Records drawn from a dataset
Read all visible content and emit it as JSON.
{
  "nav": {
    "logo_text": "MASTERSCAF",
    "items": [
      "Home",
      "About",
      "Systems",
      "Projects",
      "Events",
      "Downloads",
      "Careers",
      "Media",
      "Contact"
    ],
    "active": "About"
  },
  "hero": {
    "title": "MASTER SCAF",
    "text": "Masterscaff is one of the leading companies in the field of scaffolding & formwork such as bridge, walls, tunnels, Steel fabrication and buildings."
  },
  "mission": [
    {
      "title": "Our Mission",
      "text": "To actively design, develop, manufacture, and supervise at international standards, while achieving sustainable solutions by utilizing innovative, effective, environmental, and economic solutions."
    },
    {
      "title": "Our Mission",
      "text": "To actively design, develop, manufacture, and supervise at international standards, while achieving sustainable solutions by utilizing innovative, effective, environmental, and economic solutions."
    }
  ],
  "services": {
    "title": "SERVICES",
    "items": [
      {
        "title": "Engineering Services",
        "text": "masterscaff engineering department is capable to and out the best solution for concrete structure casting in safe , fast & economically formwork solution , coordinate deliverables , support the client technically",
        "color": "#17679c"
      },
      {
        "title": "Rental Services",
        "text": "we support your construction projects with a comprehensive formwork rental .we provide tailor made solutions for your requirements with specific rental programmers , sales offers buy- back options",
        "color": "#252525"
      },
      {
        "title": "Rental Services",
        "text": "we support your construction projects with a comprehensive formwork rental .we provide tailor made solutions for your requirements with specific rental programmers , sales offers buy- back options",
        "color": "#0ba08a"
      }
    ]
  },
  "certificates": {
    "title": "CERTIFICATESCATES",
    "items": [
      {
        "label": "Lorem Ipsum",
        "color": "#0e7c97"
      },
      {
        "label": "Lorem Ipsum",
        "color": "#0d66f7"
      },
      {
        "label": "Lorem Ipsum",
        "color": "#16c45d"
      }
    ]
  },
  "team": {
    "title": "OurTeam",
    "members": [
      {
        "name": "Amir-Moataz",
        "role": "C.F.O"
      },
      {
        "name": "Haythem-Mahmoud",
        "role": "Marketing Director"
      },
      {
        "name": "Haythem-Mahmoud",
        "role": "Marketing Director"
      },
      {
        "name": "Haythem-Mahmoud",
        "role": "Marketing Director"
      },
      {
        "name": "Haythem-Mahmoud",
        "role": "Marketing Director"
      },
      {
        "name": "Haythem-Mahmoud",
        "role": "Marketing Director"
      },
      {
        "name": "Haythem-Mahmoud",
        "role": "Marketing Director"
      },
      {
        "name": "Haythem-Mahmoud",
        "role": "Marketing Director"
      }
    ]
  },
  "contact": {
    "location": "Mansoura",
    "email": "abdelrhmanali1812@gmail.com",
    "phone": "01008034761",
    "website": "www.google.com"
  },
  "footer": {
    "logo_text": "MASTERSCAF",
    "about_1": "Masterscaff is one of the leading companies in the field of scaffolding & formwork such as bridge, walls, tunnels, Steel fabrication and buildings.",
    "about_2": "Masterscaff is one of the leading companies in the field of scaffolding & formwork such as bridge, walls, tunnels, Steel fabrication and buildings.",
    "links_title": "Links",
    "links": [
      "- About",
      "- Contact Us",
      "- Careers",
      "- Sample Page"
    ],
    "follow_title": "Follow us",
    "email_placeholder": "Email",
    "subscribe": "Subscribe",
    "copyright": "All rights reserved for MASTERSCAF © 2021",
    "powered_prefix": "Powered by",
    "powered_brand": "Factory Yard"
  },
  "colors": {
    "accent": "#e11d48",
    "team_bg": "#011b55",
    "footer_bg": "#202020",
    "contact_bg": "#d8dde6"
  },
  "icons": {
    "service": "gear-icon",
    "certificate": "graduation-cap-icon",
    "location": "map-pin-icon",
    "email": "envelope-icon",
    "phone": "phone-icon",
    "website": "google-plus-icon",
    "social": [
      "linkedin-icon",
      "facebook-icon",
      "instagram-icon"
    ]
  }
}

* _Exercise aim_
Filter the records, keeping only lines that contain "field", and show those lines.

* _Reply to the exercise_
    "text": "Masterscaff is one of the leading companies in the field of scaffolding & formwork such as bridge, walls, tunnels, Steel fabrication and buildings."
    "about_1": "Masterscaff is one of the leading companies in the field of scaffolding & formwork such as bridge, walls, tunnels, Steel fabrication and buildings.",
    "about_2": "Masterscaff is one of the leading companies in the field of scaffolding & formwork such as bridge, walls, tunnels, Steel fabrication and buildings.",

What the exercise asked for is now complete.